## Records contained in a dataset
---

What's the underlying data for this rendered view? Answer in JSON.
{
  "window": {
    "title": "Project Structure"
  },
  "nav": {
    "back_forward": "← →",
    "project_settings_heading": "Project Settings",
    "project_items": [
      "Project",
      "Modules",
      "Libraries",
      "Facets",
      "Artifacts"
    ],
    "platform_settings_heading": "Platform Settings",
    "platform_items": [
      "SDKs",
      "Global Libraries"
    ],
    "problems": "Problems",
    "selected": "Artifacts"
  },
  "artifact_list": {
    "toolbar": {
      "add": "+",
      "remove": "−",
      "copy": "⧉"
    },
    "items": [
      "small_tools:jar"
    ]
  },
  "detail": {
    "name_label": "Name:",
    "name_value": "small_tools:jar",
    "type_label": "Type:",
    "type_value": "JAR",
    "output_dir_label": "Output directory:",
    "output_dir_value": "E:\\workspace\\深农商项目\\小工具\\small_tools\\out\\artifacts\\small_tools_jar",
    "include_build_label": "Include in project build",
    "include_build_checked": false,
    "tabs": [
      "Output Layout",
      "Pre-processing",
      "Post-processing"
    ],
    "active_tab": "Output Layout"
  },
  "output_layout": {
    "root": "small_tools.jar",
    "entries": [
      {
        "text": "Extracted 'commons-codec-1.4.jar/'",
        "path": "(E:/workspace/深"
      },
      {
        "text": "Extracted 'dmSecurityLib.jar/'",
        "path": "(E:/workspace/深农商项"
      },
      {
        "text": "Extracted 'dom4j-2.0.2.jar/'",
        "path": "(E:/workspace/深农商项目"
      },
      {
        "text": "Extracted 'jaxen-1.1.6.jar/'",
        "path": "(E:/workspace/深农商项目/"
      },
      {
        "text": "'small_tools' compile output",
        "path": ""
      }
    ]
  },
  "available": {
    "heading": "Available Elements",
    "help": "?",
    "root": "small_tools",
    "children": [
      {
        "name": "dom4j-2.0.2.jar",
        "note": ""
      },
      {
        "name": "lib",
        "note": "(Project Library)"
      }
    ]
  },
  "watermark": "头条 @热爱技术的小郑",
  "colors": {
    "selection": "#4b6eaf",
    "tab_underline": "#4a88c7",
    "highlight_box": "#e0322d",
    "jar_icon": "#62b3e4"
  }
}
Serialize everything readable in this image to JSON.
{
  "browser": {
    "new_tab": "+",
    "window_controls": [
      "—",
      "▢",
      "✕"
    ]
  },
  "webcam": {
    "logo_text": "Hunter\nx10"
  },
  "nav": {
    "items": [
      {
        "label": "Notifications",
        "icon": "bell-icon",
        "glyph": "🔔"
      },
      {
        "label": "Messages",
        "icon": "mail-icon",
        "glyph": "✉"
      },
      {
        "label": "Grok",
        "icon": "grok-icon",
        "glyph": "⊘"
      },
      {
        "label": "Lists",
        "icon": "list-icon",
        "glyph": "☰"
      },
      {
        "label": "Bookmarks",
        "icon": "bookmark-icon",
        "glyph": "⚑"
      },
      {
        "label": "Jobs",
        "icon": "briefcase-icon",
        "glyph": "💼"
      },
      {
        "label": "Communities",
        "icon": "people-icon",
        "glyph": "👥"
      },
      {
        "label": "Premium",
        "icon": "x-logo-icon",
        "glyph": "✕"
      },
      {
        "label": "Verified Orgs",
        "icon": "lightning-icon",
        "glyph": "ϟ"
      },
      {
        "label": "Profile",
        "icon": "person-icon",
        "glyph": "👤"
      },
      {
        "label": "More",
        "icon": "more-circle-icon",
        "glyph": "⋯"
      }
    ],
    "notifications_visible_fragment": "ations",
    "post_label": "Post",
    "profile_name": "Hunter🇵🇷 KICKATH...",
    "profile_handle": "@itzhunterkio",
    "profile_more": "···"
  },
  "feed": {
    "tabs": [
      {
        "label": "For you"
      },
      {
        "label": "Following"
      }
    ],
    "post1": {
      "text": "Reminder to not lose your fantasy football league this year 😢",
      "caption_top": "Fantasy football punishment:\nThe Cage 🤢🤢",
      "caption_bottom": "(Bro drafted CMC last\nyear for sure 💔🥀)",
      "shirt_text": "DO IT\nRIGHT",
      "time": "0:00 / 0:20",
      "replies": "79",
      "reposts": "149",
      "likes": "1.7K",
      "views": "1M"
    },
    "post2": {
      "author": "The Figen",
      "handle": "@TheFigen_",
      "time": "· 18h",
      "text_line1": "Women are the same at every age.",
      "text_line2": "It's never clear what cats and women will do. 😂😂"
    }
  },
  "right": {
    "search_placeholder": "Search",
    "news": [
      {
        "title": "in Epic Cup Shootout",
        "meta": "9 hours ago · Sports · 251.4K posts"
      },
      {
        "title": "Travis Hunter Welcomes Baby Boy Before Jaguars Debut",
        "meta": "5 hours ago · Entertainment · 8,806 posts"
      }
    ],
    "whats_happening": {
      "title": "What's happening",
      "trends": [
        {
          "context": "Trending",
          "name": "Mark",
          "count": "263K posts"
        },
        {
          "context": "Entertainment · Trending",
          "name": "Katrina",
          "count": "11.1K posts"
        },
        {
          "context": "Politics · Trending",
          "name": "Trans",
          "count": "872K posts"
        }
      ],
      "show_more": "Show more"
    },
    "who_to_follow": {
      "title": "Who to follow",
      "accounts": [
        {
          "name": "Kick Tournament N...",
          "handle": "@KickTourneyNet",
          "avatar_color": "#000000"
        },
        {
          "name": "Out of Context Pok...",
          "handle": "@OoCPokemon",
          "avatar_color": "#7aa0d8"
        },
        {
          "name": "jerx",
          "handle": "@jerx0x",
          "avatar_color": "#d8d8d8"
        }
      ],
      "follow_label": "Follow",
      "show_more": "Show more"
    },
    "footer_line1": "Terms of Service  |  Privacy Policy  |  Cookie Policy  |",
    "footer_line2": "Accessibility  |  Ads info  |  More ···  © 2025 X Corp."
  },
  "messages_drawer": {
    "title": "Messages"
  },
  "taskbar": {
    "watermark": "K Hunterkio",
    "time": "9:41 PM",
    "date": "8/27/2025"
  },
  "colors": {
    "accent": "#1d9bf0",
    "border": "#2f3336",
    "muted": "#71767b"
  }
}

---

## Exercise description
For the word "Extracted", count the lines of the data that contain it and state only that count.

## Written solution
4